While color and spectral type are definitely heavily related by temperatures, the way that spectral types originally came to be is (by the name) according to spectra, and so without the spectra it could be difficult to classify the star completely (e.g. into something like G5 with its luminosity class) but it seems like you’re looking more for a general idea, which could be obtained.
One way that isn’t necessarily a flux approach but could be used if you just really want spectral types is by going to MAST and seeing if there are other observations done (like by a spectrograph) that could more precisely narrow down the spectral type.

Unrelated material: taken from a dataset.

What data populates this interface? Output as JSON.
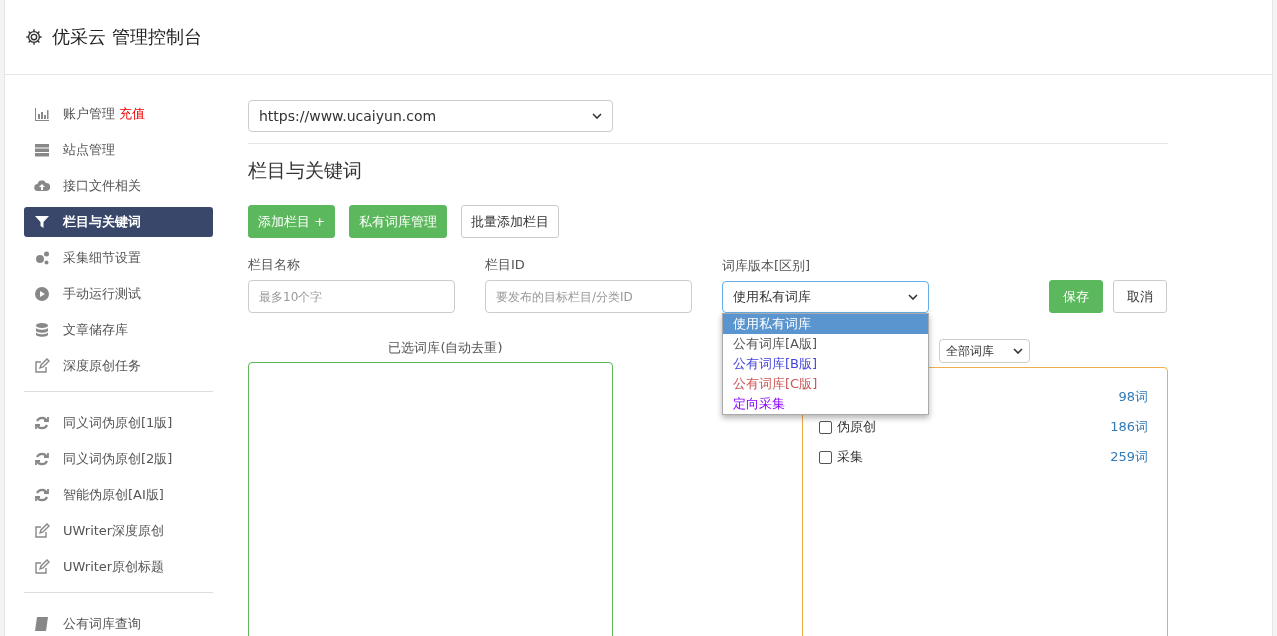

Another option if either you can’t find anything on MAST or are curious about the flux approach is to just find a table of some well defined spectral types and their corresponding B-V’s or some other related color mechanism (I imagine the type of color indicator might vary depending on what kind of stars you’re looking at). I’ve seen these tables before, most notably in the back of a textbook I have I believe, and so if you can’t easily find them somewhere let me know and I can find an exact source for the one I’ve seen. This is obviously filter dependent, so care would need to be taken to make sure you’re comparing measurements from the same types of filters.
This last method isn’t very precise, but neither is determining spectral type by color alone; it’s a good indicator for general classification, but harder for more specific classifications that require spectra.